All exterior chrome pieces are treated to the brushed-aluminum accents and there's an ultr
Maybe Flex isn't such a bad name after all. Had Ford's big, boxy crossover hit the market under its internal code-name (Hamptons) or the name worn by the concept version at the 2005 Detroit show (Fairlane), it would've come equipped with all manner of notional baggage as to what it should or shouldn't be. As the Flex, it's a cipher, a blank canvas: You can project whatever style or functionality you want onto its coolly restrained yet highly architectural form. So when Ford offered us the chance to create a unique Flex of our own, we jumped at it.
The topline vision for the Motor Trend Flex was "ground-based private jet," providing luxurious transport for two. The exterior would be subtle and elegantly understated; the interior as rich and luxurious as a Gulfstream V. We would've liked a 350-horse EcoBoost V-6 under the hood to give our Flex jetlike lift away from the lights, but the Ford folks politely declined to hand one over, not wishing to steal any thunder from the engine's debut in the Lincoln MKS later this year.
Rear two rows are replaced with a single pair of reclining seats and a full partition hous
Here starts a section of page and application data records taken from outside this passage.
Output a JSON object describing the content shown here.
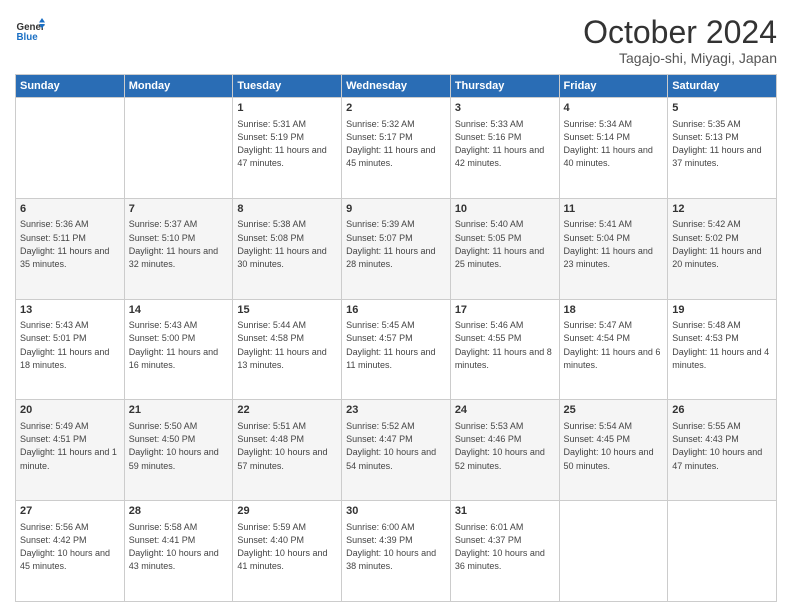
{
  "logo": {
    "text_general": "General",
    "text_blue": "Blue"
  },
  "header": {
    "month": "October 2024",
    "location": "Tagajo-shi, Miyagi, Japan"
  },
  "weekdays": [
    "Sunday",
    "Monday",
    "Tuesday",
    "Wednesday",
    "Thursday",
    "Friday",
    "Saturday"
  ],
  "rows": [
    [
      {
        "day": "",
        "sunrise": "",
        "sunset": "",
        "daylight": ""
      },
      {
        "day": "",
        "sunrise": "",
        "sunset": "",
        "daylight": ""
      },
      {
        "day": "1",
        "sunrise": "Sunrise: 5:31 AM",
        "sunset": "Sunset: 5:19 PM",
        "daylight": "Daylight: 11 hours and 47 minutes."
      },
      {
        "day": "2",
        "sunrise": "Sunrise: 5:32 AM",
        "sunset": "Sunset: 5:17 PM",
        "daylight": "Daylight: 11 hours and 45 minutes."
      },
      {
        "day": "3",
        "sunrise": "Sunrise: 5:33 AM",
        "sunset": "Sunset: 5:16 PM",
        "daylight": "Daylight: 11 hours and 42 minutes."
      },
      {
        "day": "4",
        "sunrise": "Sunrise: 5:34 AM",
        "sunset": "Sunset: 5:14 PM",
        "daylight": "Daylight: 11 hours and 40 minutes."
      },
      {
        "day": "5",
        "sunrise": "Sunrise: 5:35 AM",
        "sunset": "Sunset: 5:13 PM",
        "daylight": "Daylight: 11 hours and 37 minutes."
      }
    ],
    [
      {
        "day": "6",
        "sunrise": "Sunrise: 5:36 AM",
        "sunset": "Sunset: 5:11 PM",
        "daylight": "Daylight: 11 hours and 35 minutes."
      },
      {
        "day": "7",
        "sunrise": "Sunrise: 5:37 AM",
        "sunset": "Sunset: 5:10 PM",
        "daylight": "Daylight: 11 hours and 32 minutes."
      },
      {
        "day": "8",
        "sunrise": "Sunrise: 5:38 AM",
        "sunset": "Sunset: 5:08 PM",
        "daylight": "Daylight: 11 hours and 30 minutes."
      },
      {
        "day": "9",
        "sunrise": "Sunrise: 5:39 AM",
        "sunset": "Sunset: 5:07 PM",
        "daylight": "Daylight: 11 hours and 28 minutes."
      },
      {
        "day": "10",
        "sunrise": "Sunrise: 5:40 AM",
        "sunset": "Sunset: 5:05 PM",
        "daylight": "Daylight: 11 hours and 25 minutes."
      },
      {
        "day": "11",
        "sunrise": "Sunrise: 5:41 AM",
        "sunset": "Sunset: 5:04 PM",
        "daylight": "Daylight: 11 hours and 23 minutes."
      },
      {
        "day": "12",
        "sunrise": "Sunrise: 5:42 AM",
        "sunset": "Sunset: 5:02 PM",
        "daylight": "Daylight: 11 hours and 20 minutes."
      }
    ],
    [
      {
        "day": "13",
        "sunrise": "Sunrise: 5:43 AM",
        "sunset": "Sunset: 5:01 PM",
        "daylight": "Daylight: 11 hours and 18 minutes."
      },
      {
        "day": "14",
        "sunrise": "Sunrise: 5:43 AM",
        "sunset": "Sunset: 5:00 PM",
        "daylight": "Daylight: 11 hours and 16 minutes."
      },
      {
        "day": "15",
        "sunrise": "Sunrise: 5:44 AM",
        "sunset": "Sunset: 4:58 PM",
        "daylight": "Daylight: 11 hours and 13 minutes."
      },
      {
        "day": "16",
        "sunrise": "Sunrise: 5:45 AM",
        "sunset": "Sunset: 4:57 PM",
        "daylight": "Daylight: 11 hours and 11 minutes."
      },
      {
        "day": "17",
        "sunrise": "Sunrise: 5:46 AM",
        "sunset": "Sunset: 4:55 PM",
        "daylight": "Daylight: 11 hours and 8 minutes."
      },
      {
        "day": "18",
        "sunrise": "Sunrise: 5:47 AM",
        "sunset": "Sunset: 4:54 PM",
        "daylight": "Daylight: 11 hours and 6 minutes."
      },
      {
        "day": "19",
        "sunrise": "Sunrise: 5:48 AM",
        "sunset": "Sunset: 4:53 PM",
        "daylight": "Daylight: 11 hours and 4 minutes."
      }
    ],
    [
      {
        "day": "20",
        "sunrise": "Sunrise: 5:49 AM",
        "sunset": "Sunset: 4:51 PM",
        "daylight": "Daylight: 11 hours and 1 minute."
      },
      {
        "day": "21",
        "sunrise": "Sunrise: 5:50 AM",
        "sunset": "Sunset: 4:50 PM",
        "daylight": "Daylight: 10 hours and 59 minutes."
      },
      {
        "day": "22",
        "sunrise": "Sunrise: 5:51 AM",
        "sunset": "Sunset: 4:48 PM",
        "daylight": "Daylight: 10 hours and 57 minutes."
      },
      {
        "day": "23",
        "sunrise": "Sunrise: 5:52 AM",
        "sunset": "Sunset: 4:47 PM",
        "daylight": "Daylight: 10 hours and 54 minutes."
      },
      {
        "day": "24",
        "sunrise": "Sunrise: 5:53 AM",
        "sunset": "Sunset: 4:46 PM",
        "daylight": "Daylight: 10 hours and 52 minutes."
      },
      {
        "day": "25",
        "sunrise": "Sunrise: 5:54 AM",
        "sunset": "Sunset: 4:45 PM",
        "daylight": "Daylight: 10 hours and 50 minutes."
      },
      {
        "day": "26",
        "sunrise": "Sunrise: 5:55 AM",
        "sunset": "Sunset: 4:43 PM",
        "daylight": "Daylight: 10 hours and 47 minutes."
      }
    ],
    [
      {
        "day": "27",
        "sunrise": "Sunrise: 5:56 AM",
        "sunset": "Sunset: 4:42 PM",
        "daylight": "Daylight: 10 hours and 45 minutes."
      },
      {
        "day": "28",
        "sunrise": "Sunrise: 5:58 AM",
        "sunset": "Sunset: 4:41 PM",
        "daylight": "Daylight: 10 hours and 43 minutes."
      },
      {
        "day": "29",
        "sunrise": "Sunrise: 5:59 AM",
        "sunset": "Sunset: 4:40 PM",
        "daylight": "Daylight: 10 hours and 41 minutes."
      },
      {
        "day": "30",
        "sunrise": "Sunrise: 6:00 AM",
        "sunset": "Sunset: 4:39 PM",
        "daylight": "Daylight: 10 hours and 38 minutes."
      },
      {
        "day": "31",
        "sunrise": "Sunrise: 6:01 AM",
        "sunset": "Sunset: 4:37 PM",
        "daylight": "Daylight: 10 hours and 36 minutes."
      },
      {
        "day": "",
        "sunrise": "",
        "sunset": "",
        "daylight": ""
      },
      {
        "day": "",
        "sunrise": "",
        "sunset": "",
        "daylight": ""
      }
    ]
  ]
}
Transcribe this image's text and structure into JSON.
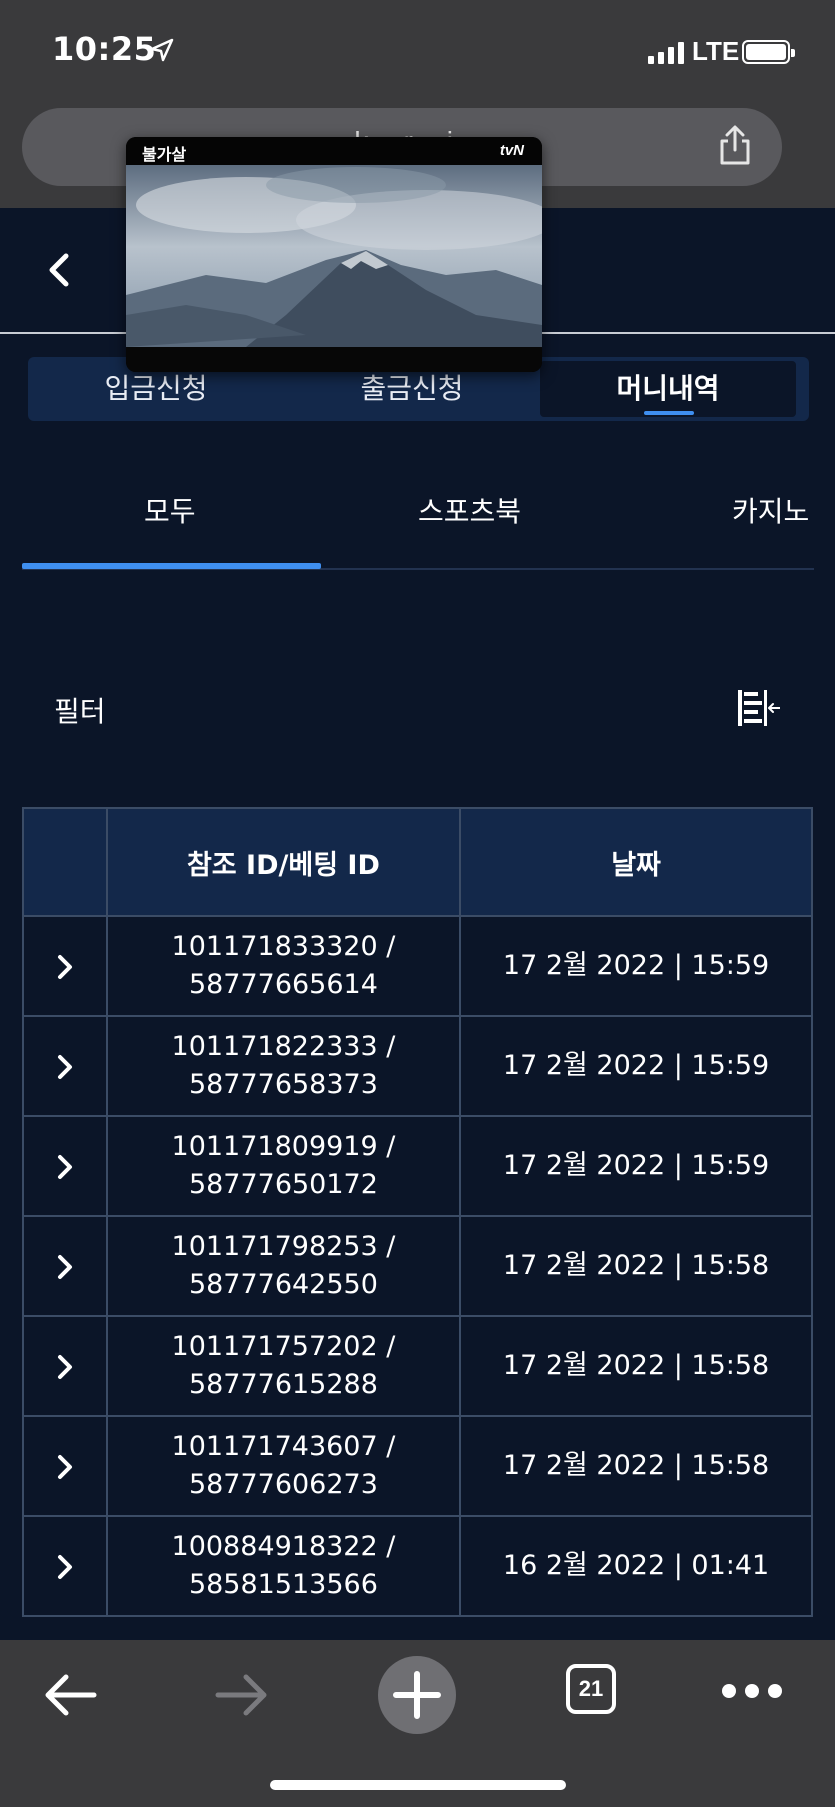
{
  "status_bar": {
    "time": "10:25",
    "network": "LTE"
  },
  "browser": {
    "url_text": "...k...r...i...",
    "tab_count": "21"
  },
  "video": {
    "show_logo": "불가살",
    "channel_logo": "tvN"
  },
  "main_tabs": [
    {
      "label": "입금신청",
      "active": false
    },
    {
      "label": "출금신청",
      "active": false
    },
    {
      "label": "머니내역",
      "active": true
    }
  ],
  "sub_tabs": [
    {
      "label": "모두",
      "active": true
    },
    {
      "label": "스포츠북",
      "active": false
    },
    {
      "label": "카지노",
      "active": false
    }
  ],
  "filter": {
    "label": "필터"
  },
  "table": {
    "headers": [
      "",
      "참조 ID/베팅 ID",
      "날짜"
    ],
    "rows": [
      {
        "ref_id": "101171833320 /",
        "bet_id": "58777665614",
        "date": "17 2월 2022 | 15:59"
      },
      {
        "ref_id": "101171822333 /",
        "bet_id": "58777658373",
        "date": "17 2월 2022 | 15:59"
      },
      {
        "ref_id": "101171809919 /",
        "bet_id": "58777650172",
        "date": "17 2월 2022 | 15:59"
      },
      {
        "ref_id": "101171798253 /",
        "bet_id": "58777642550",
        "date": "17 2월 2022 | 15:58"
      },
      {
        "ref_id": "101171757202 /",
        "bet_id": "58777615288",
        "date": "17 2월 2022 | 15:58"
      },
      {
        "ref_id": "101171743607 /",
        "bet_id": "58777606273",
        "date": "17 2월 2022 | 15:58"
      },
      {
        "ref_id": "100884918322 /",
        "bet_id": "58581513566",
        "date": "16 2월 2022 | 01:41"
      }
    ]
  },
  "icons": {
    "location": "location-arrow-icon",
    "share": "share-icon",
    "back": "chevron-left-icon",
    "filter": "filter-collapse-icon",
    "row_expand": "chevron-right-icon",
    "toolbar": [
      "arrow-left-icon",
      "arrow-right-icon",
      "plus-icon",
      "tabs-icon",
      "more-icon"
    ]
  },
  "colors": {
    "page_bg": "#0b1528",
    "tab_bg": "#13284a",
    "accent": "#3f8ff0",
    "browser_chrome": "#3a3a3c"
  }
}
Our start point was a triple-black Flex Limited: AWD, sat-nav, the works. The car was driven straight across the lot at Galpin Ford and straight into the workshop of Galpin Auto Sports, the on-site custom shop created by livewire Galpin V.P. Beau Boeckmann. Galpin and Motor Trend go way back: Located in what was the heart of the booming postwar hot-rod and custom-car scene, Van Nuys-based Galpin, still the world's highest-volume Ford dealer, began selling mildly customized cars in the 1950s. The very first "Galpinized" car, a 1952 Ford with a Lincoln front end and Mercury bumpers, appeared on the cover of the June 1953 issue of Motor Trend.
Later, Galpin did land-office business installing aftermarket sunroofs, kick-started the custom-van craze, and began fitting out 4x4 vehicles with everything from winches and wheels to lights and rollbars. Boeckmann, whose father Bert started at Galpin as a salesman and ended up owning the business in 1968, was merely channeling a long tradition when he hosted the fourth season of MTV's "Pimp My Ride" from the Galpin Auto Sports shop.